** Opening Records shown block **
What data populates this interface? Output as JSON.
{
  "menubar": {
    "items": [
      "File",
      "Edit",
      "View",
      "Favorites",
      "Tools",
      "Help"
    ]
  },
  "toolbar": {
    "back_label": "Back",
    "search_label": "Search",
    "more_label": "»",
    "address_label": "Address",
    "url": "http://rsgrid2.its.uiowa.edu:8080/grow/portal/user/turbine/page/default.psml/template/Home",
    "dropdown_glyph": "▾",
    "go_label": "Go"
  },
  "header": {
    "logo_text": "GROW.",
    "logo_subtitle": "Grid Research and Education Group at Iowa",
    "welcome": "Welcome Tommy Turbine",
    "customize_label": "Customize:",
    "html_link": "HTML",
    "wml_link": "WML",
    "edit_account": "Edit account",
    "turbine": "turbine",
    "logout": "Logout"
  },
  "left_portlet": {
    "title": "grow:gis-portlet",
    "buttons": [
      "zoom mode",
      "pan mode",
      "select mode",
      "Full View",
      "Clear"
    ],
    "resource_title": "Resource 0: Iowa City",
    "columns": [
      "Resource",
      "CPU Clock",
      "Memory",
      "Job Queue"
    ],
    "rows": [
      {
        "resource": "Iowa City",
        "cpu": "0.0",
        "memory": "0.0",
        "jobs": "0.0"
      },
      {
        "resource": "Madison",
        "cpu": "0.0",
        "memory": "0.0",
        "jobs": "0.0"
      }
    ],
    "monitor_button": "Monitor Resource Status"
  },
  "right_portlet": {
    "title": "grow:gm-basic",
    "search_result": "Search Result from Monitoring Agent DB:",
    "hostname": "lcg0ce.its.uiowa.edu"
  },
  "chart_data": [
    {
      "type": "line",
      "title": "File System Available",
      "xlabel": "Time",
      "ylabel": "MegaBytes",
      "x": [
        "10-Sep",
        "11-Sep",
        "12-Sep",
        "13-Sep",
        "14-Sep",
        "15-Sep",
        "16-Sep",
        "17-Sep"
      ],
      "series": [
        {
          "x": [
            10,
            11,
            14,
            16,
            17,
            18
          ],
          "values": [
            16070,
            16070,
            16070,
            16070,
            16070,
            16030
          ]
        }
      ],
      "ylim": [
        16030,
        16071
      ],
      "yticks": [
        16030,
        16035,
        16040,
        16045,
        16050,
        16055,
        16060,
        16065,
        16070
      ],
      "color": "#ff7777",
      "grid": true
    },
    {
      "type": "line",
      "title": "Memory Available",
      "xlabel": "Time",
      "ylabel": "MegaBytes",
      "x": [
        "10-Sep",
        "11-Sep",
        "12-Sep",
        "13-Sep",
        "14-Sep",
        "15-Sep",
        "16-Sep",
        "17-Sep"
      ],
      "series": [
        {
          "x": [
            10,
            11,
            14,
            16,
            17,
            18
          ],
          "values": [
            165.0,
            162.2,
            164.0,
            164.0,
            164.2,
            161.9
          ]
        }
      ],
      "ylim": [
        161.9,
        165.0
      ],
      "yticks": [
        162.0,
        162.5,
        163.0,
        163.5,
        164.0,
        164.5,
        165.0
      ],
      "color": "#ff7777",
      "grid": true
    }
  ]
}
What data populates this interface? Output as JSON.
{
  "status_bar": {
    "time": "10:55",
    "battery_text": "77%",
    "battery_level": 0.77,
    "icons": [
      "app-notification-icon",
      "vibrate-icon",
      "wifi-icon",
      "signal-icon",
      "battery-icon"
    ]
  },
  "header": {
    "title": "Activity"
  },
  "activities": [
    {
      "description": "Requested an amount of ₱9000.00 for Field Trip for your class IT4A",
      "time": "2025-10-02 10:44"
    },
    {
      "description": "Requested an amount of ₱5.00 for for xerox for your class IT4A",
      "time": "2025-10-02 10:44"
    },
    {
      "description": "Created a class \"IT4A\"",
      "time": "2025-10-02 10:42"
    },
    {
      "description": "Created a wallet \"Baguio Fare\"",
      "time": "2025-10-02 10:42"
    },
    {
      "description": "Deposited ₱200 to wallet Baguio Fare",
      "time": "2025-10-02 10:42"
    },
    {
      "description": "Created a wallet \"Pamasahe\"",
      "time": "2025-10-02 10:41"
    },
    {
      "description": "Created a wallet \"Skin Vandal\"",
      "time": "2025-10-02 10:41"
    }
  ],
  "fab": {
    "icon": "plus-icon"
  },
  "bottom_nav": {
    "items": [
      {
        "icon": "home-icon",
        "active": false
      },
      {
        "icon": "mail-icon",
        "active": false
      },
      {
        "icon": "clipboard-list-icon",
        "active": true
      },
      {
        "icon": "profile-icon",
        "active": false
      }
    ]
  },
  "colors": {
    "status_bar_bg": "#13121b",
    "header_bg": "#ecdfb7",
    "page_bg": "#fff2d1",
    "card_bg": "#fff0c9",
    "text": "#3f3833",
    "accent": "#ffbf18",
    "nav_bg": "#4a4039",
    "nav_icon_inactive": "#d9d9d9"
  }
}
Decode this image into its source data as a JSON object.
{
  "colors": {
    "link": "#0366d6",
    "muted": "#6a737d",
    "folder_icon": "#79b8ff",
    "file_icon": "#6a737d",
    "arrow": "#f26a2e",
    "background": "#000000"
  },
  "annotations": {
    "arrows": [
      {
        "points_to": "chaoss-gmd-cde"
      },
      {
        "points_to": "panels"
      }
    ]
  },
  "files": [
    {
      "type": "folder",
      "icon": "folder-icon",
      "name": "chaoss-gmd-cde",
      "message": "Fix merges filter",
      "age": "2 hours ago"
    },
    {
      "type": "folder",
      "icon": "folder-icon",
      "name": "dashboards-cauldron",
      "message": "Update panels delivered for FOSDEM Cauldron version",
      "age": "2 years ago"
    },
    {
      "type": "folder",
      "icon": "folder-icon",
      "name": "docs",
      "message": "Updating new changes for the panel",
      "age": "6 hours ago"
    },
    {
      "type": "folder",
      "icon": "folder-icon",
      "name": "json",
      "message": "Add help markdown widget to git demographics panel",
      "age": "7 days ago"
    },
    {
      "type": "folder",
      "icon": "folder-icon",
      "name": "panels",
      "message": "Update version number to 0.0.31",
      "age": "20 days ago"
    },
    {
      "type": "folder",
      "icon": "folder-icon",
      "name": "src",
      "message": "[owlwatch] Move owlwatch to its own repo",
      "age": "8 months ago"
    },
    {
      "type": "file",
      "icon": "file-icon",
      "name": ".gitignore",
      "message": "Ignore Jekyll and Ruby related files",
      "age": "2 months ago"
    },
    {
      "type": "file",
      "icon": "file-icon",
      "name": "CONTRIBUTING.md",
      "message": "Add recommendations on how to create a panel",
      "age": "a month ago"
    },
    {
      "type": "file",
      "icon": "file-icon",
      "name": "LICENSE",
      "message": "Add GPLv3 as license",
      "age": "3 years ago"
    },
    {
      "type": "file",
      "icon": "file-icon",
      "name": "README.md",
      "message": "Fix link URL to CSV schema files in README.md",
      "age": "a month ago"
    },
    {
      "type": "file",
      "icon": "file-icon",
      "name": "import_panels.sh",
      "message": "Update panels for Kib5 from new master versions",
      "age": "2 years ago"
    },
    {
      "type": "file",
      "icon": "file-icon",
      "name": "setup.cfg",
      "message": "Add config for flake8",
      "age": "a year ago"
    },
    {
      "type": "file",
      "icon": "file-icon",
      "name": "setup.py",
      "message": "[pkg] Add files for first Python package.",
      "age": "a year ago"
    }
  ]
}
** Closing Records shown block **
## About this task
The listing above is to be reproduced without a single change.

## Solution to this exercise
What data populates this interface? Output as JSON.
{
  "menubar": {
    "items": [
      "File",
      "Edit",
      "View",
      "Favorites",
      "Tools",
      "Help"
    ]
  },
  "toolbar": {
    "back_label": "Back",
    "search_label": "Search",
    "more_label": "»",
    "address_label": "Address",
    "url": "http://rsgrid2.its.uiowa.edu:8080/grow/portal/user/turbine/page/default.psml/template/Home",
    "dropdown_glyph": "▾",
    "go_label": "Go"
  },
  "header": {
    "logo_text": "GROW.",
    "logo_subtitle": "Grid Research and Education Group at Iowa",
    "welcome": "Welcome Tommy Turbine",
    "customize_label": "Customize:",
    "html_link": "HTML",
    "wml_link": "WML",
    "edit_account": "Edit account",
    "turbine": "turbine",
    "logout": "Logout"
  },
  "left_portlet": {
    "title": "grow:gis-portlet",
    "buttons": [
      "zoom mode",
      "pan mode",
      "select mode",
      "Full View",
      "Clear"
    ],
    "resource_title": "Resource 0: Iowa City",
    "columns": [
      "Resource",
      "CPU Clock",
      "Memory",
      "Job Queue"
    ],
    "rows": [
      {
        "resource": "Iowa City",
        "cpu": "0.0",
        "memory": "0.0",
        "jobs": "0.0"
      },
      {
        "resource": "Madison",
        "cpu": "0.0",
        "memory": "0.0",
        "jobs": "0.0"
      }
    ],
    "monitor_button": "Monitor Resource Status"
  },
  "right_portlet": {
    "title": "grow:gm-basic",
    "search_result": "Search Result from Monitoring Agent DB:",
    "hostname": "lcg0ce.its.uiowa.edu"
  },
  "chart_data": [
    {
      "type": "line",
      "title": "File System Available",
      "xlabel": "Time",
      "ylabel": "MegaBytes",
      "x": [
        "10-Sep",
        "11-Sep",
        "12-Sep",
        "13-Sep",
        "14-Sep",
        "15-Sep",
        "16-Sep",
        "17-Sep"
      ],
      "series": [
        {
          "x": [
            10,
            11,
            14,
            16,
            17,
            18
          ],
          "values": [
            16070,
            16070,
            16070,
            16070,
            16070,
            16030
          ]
        }
      ],
      "ylim": [
        16030,
        16071
      ],
      "yticks": [
        16030,
        16035,
        16040,
        16045,
        16050,
        16055,
        16060,
        16065,
        16070
      ],
      "color": "#ff7777",
      "grid": true
    },
    {
      "type": "line",
      "title": "Memory Available",
      "xlabel": "Time",
      "ylabel": "MegaBytes",
      "x": [
        "10-Sep",
        "11-Sep",
        "12-Sep",
        "13-Sep",
        "14-Sep",
        "15-Sep",
        "16-Sep",
        "17-Sep"
      ],
      "series": [
        {
          "x": [
            10,
            11,
            14,
            16,
            17,
            18
          ],
          "values": [
            165.0,
            162.2,
            164.0,
            164.0,
            164.2,
            161.9
          ]
        }
      ],
      "ylim": [
        161.9,
        165.0
      ],
      "yticks": [
        162.0,
        162.5,
        163.0,
        163.5,
        164.0,
        164.5,
        165.0
      ],
      "color": "#ff7777",
      "grid": true
    }
  ]
}
What data populates this interface? Output as JSON.
{
  "status_bar": {
    "time": "10:55",
    "battery_text": "77%",
    "battery_level": 0.77,
    "icons": [
      "app-notification-icon",
      "vibrate-icon",
      "wifi-icon",
      "signal-icon",
      "battery-icon"
    ]
  },
  "header": {
    "title": "Activity"
  },
  "activities": [
    {
      "description": "Requested an amount of ₱9000.00 for Field Trip for your class IT4A",
      "time": "2025-10-02 10:44"
    },
    {
      "description": "Requested an amount of ₱5.00 for for xerox for your class IT4A",
      "time": "2025-10-02 10:44"
    },
    {
      "description": "Created a class \"IT4A\"",
      "time": "2025-10-02 10:42"
    },
    {
      "description": "Created a wallet \"Baguio Fare\"",
      "time": "2025-10-02 10:42"
    },
    {
      "description": "Deposited ₱200 to wallet Baguio Fare",
      "time": "2025-10-02 10:42"
    },
    {
      "description": "Created a wallet \"Pamasahe\"",
      "time": "2025-10-02 10:41"
    },
    {
      "description": "Created a wallet \"Skin Vandal\"",
      "time": "2025-10-02 10:41"
    }
  ],
  "fab": {
    "icon": "plus-icon"
  },
  "bottom_nav": {
    "items": [
      {
        "icon": "home-icon",
        "active": false
      },
      {
        "icon": "mail-icon",
        "active": false
      },
      {
        "icon": "clipboard-list-icon",
        "active": true
      },
      {
        "icon": "profile-icon",
        "active": false
      }
    ]
  },
  "colors": {
    "status_bar_bg": "#13121b",
    "header_bg": "#ecdfb7",
    "page_bg": "#fff2d1",
    "card_bg": "#fff0c9",
    "text": "#3f3833",
    "accent": "#ffbf18",
    "nav_bg": "#4a4039",
    "nav_icon_inactive": "#d9d9d9"
  }
}
Decode this image into its source data as a JSON object.
{
  "colors": {
    "link": "#0366d6",
    "muted": "#6a737d",
    "folder_icon": "#79b8ff",
    "file_icon": "#6a737d",
    "arrow": "#f26a2e",
    "background": "#000000"
  },
  "annotations": {
    "arrows": [
      {
        "points_to": "chaoss-gmd-cde"
      },
      {
        "points_to": "panels"
      }
    ]
  },
  "files": [
    {
      "type": "folder",
      "icon": "folder-icon",
      "name": "chaoss-gmd-cde",
      "message": "Fix merges filter",
      "age": "2 hours ago"
    },
    {
      "type": "folder",
      "icon": "folder-icon",
      "name": "dashboards-cauldron",
      "message": "Update panels delivered for FOSDEM Cauldron version",
      "age": "2 years ago"
    },
    {
      "type": "folder",
      "icon": "folder-icon",
      "name": "docs",
      "message": "Updating new changes for the panel",
      "age": "6 hours ago"
    },
    {
      "type": "folder",
      "icon": "folder-icon",
      "name": "json",
      "message": "Add help markdown widget to git demographics panel",
      "age": "7 days ago"
    },
    {
      "type": "folder",
      "icon": "folder-icon",
      "name": "panels",
      "message": "Update version number to 0.0.31",
      "age": "20 days ago"
    },
    {
      "type": "folder",
      "icon": "folder-icon",
      "name": "src",
      "message": "[owlwatch] Move owlwatch to its own repo",
      "age": "8 months ago"
    },
    {
      "type": "file",
      "icon": "file-icon",
      "name": ".gitignore",
      "message": "Ignore Jekyll and Ruby related files",
      "age": "2 months ago"
    },
    {
      "type": "file",
      "icon": "file-icon",
      "name": "CONTRIBUTING.md",
      "message": "Add recommendations on how to create a panel",
      "age": "a month ago"
    },
    {
      "type": "file",
      "icon": "file-icon",
      "name": "LICENSE",
      "message": "Add GPLv3 as license",
      "age": "3 years ago"
    },
    {
      "type": "file",
      "icon": "file-icon",
      "name": "README.md",
      "message": "Fix link URL to CSV schema files in README.md",
      "age": "a month ago"
    },
    {
      "type": "file",
      "icon": "file-icon",
      "name": "import_panels.sh",
      "message": "Update panels for Kib5 from new master versions",
      "age": "2 years ago"
    },
    {
      "type": "file",
      "icon": "file-icon",
      "name": "setup.cfg",
      "message": "Add config for flake8",
      "age": "a year ago"
    },
    {
      "type": "file",
      "icon": "file-icon",
      "name": "setup.py",
      "message": "[pkg] Add files for first Python package.",
      "age": "a year ago"
    }
  ]
}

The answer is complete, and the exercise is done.